**WHAT IS BEING ASKED**
Check each line of the data below for the string "faucibus". Then give the number of lines that have it, without anything else.

[Data items]
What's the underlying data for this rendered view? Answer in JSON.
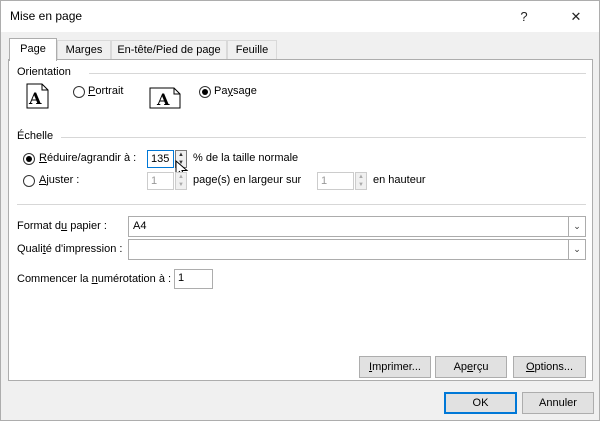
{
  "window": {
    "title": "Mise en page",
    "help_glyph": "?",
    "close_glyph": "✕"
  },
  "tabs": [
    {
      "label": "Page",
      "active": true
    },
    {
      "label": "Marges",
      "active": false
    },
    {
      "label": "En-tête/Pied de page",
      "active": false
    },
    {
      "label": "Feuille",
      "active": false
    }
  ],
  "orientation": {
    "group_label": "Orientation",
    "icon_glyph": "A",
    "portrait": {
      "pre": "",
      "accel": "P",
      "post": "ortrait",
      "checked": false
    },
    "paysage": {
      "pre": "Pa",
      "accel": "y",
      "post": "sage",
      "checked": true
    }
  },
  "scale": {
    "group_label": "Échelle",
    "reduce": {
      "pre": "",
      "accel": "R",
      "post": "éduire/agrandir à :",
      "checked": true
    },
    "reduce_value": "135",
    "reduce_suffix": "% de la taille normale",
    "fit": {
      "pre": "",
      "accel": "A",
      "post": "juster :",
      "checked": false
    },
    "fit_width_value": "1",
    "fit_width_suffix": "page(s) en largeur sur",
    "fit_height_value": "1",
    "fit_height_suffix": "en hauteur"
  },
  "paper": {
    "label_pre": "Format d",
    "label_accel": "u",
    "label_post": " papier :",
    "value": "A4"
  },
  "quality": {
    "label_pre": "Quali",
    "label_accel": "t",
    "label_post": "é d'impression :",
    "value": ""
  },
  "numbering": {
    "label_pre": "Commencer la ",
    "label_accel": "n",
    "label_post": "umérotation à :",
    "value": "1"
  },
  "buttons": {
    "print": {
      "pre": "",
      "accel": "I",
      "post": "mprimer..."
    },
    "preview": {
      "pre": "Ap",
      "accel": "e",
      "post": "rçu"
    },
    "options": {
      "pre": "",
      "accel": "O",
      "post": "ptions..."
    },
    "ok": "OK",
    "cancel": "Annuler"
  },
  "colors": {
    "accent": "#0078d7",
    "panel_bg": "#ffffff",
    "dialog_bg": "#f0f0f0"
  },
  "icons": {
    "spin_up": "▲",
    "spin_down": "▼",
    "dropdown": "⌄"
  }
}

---

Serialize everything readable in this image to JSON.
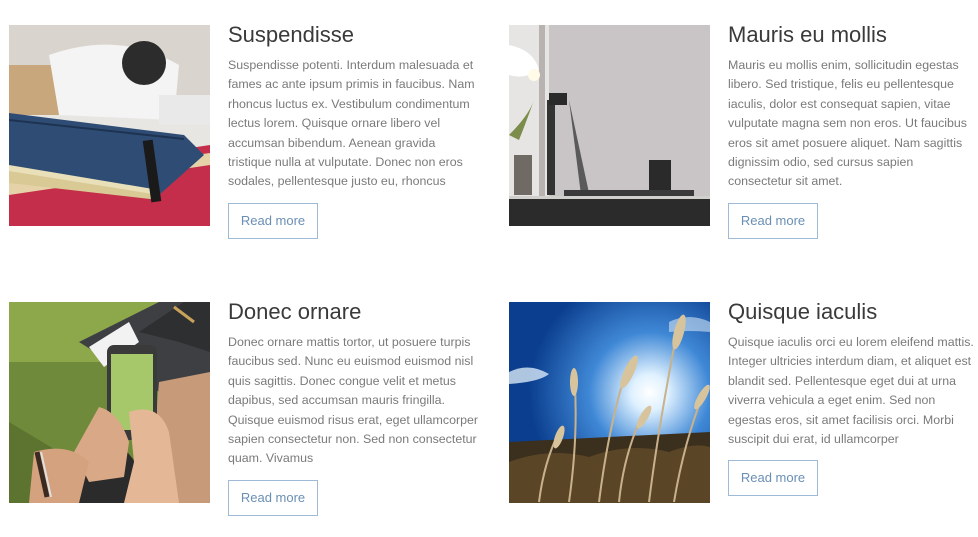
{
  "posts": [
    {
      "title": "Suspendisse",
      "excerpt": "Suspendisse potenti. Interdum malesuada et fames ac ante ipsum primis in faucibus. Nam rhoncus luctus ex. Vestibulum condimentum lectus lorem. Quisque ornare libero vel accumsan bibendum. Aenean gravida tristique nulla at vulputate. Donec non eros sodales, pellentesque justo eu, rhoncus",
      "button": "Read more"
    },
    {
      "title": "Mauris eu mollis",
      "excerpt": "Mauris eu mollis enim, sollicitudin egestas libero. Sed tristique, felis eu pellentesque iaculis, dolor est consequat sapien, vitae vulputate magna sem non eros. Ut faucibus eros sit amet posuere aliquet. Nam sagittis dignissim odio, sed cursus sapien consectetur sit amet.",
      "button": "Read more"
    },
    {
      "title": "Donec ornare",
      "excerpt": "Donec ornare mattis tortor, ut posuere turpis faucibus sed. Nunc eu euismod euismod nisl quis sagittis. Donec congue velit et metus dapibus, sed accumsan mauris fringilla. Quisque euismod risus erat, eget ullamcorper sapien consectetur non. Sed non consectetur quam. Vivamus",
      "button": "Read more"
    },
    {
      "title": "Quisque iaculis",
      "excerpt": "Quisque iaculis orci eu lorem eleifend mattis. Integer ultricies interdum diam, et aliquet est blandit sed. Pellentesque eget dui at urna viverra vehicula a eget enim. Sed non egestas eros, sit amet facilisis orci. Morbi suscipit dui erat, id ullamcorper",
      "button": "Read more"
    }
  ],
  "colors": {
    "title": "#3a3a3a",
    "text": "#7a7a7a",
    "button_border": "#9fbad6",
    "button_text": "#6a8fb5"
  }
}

**EXERCISE OUTPUT**
3